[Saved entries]
----------
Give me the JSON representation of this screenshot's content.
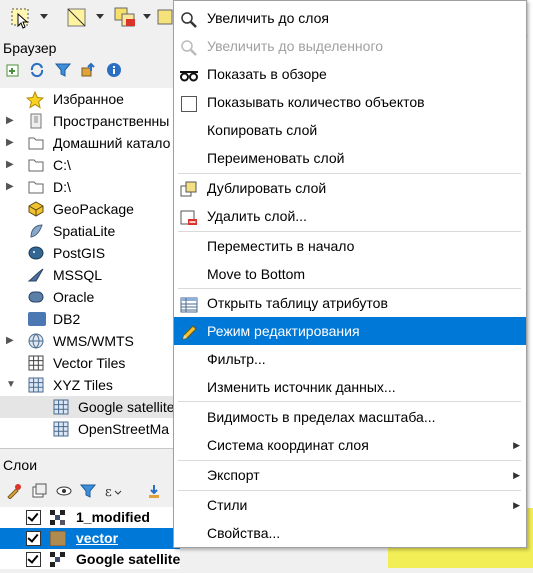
{
  "toolbar": {
    "buttons": [
      "select-features-icon",
      "select-by-area-icon",
      "deselect-icon",
      "identify-icon"
    ]
  },
  "browser": {
    "title": "Браузер",
    "tools": [
      "add-layer-icon",
      "refresh-icon",
      "filter-icon",
      "collapse-icon",
      "info-icon"
    ],
    "items": [
      {
        "label": "Избранное",
        "icon": "star-icon",
        "expand": ""
      },
      {
        "label": "Пространственны",
        "icon": "bookmark-icon",
        "expand": "▶"
      },
      {
        "label": "Домашний катало",
        "icon": "folder-icon",
        "expand": "▶"
      },
      {
        "label": "C:\\",
        "icon": "folder-icon",
        "expand": "▶"
      },
      {
        "label": "D:\\",
        "icon": "folder-icon",
        "expand": "▶"
      },
      {
        "label": "GeoPackage",
        "icon": "geopackage-icon",
        "expand": ""
      },
      {
        "label": "SpatiaLite",
        "icon": "spatialite-icon",
        "expand": ""
      },
      {
        "label": "PostGIS",
        "icon": "postgis-icon",
        "expand": ""
      },
      {
        "label": "MSSQL",
        "icon": "mssql-icon",
        "expand": ""
      },
      {
        "label": "Oracle",
        "icon": "oracle-icon",
        "expand": ""
      },
      {
        "label": "DB2",
        "icon": "db2-icon",
        "expand": ""
      },
      {
        "label": "WMS/WMTS",
        "icon": "globe-icon",
        "expand": "▶"
      },
      {
        "label": "Vector Tiles",
        "icon": "grid-icon",
        "expand": ""
      },
      {
        "label": "XYZ Tiles",
        "icon": "grid-icon",
        "expand": "▼"
      },
      {
        "label": "Google satellite",
        "icon": "grid-icon",
        "expand": ""
      },
      {
        "label": "OpenStreetMa",
        "icon": "grid-icon",
        "expand": ""
      }
    ]
  },
  "layers": {
    "title": "Слои",
    "tools": [
      "style-icon",
      "add-group-icon",
      "visibility-icon",
      "filter-icon",
      "expression-icon",
      "expand-icon"
    ],
    "items": [
      {
        "label": "1_modified",
        "selected": false
      },
      {
        "label": "vector",
        "selected": true
      },
      {
        "label": "Google satellite",
        "selected": false
      }
    ]
  },
  "menu": {
    "items": [
      {
        "label": "Увеличить до слоя",
        "icon": "zoom-layer-icon",
        "disabled": false,
        "submenu": false
      },
      {
        "label": "Увеличить до выделенного",
        "icon": "zoom-selection-icon",
        "disabled": true,
        "submenu": false
      },
      {
        "label": "Показать в обзоре",
        "icon": "glasses-icon",
        "disabled": false,
        "submenu": false
      },
      {
        "label": "Показывать количество объектов",
        "icon": "checkbox-icon",
        "disabled": false,
        "submenu": false
      },
      {
        "label": "Копировать слой",
        "icon": "",
        "disabled": false,
        "submenu": false
      },
      {
        "label": "Переименовать слой",
        "icon": "",
        "disabled": false,
        "submenu": false
      },
      {
        "label": "Дублировать слой",
        "icon": "duplicate-icon",
        "disabled": false,
        "submenu": false
      },
      {
        "label": "Удалить слой...",
        "icon": "remove-layer-icon",
        "disabled": false,
        "submenu": false
      },
      {
        "label": "Переместить в начало",
        "icon": "",
        "disabled": false,
        "submenu": false
      },
      {
        "label": "Move to Bottom",
        "icon": "",
        "disabled": false,
        "submenu": false
      },
      {
        "label": "Открыть таблицу атрибутов",
        "icon": "table-icon",
        "disabled": false,
        "submenu": false
      },
      {
        "label": "Режим редактирования",
        "icon": "pencil-icon",
        "disabled": false,
        "submenu": false,
        "selected": true
      },
      {
        "label": "Фильтр...",
        "icon": "",
        "disabled": false,
        "submenu": false
      },
      {
        "label": "Изменить источник данных...",
        "icon": "",
        "disabled": false,
        "submenu": false
      },
      {
        "label": "Видимость в пределах масштаба...",
        "icon": "",
        "disabled": false,
        "submenu": false
      },
      {
        "label": "Система координат слоя",
        "icon": "",
        "disabled": false,
        "submenu": true
      },
      {
        "label": "Экспорт",
        "icon": "",
        "disabled": false,
        "submenu": true
      },
      {
        "label": "Стили",
        "icon": "",
        "disabled": false,
        "submenu": true
      },
      {
        "label": "Свойства...",
        "icon": "",
        "disabled": false,
        "submenu": false
      }
    ],
    "submenu_arrow": "▶"
  },
  "colors": {
    "selection": "#0078d7",
    "menu_border": "#a0a0a0",
    "map_yellow": "#f2ee55"
  }
}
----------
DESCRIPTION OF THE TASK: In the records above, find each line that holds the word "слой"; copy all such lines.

TASK ANSWER:
        "label": "Копировать слой",
        "label": "Переименовать слой",
        "label": "Дублировать слой",
        "label": "Удалить слой...",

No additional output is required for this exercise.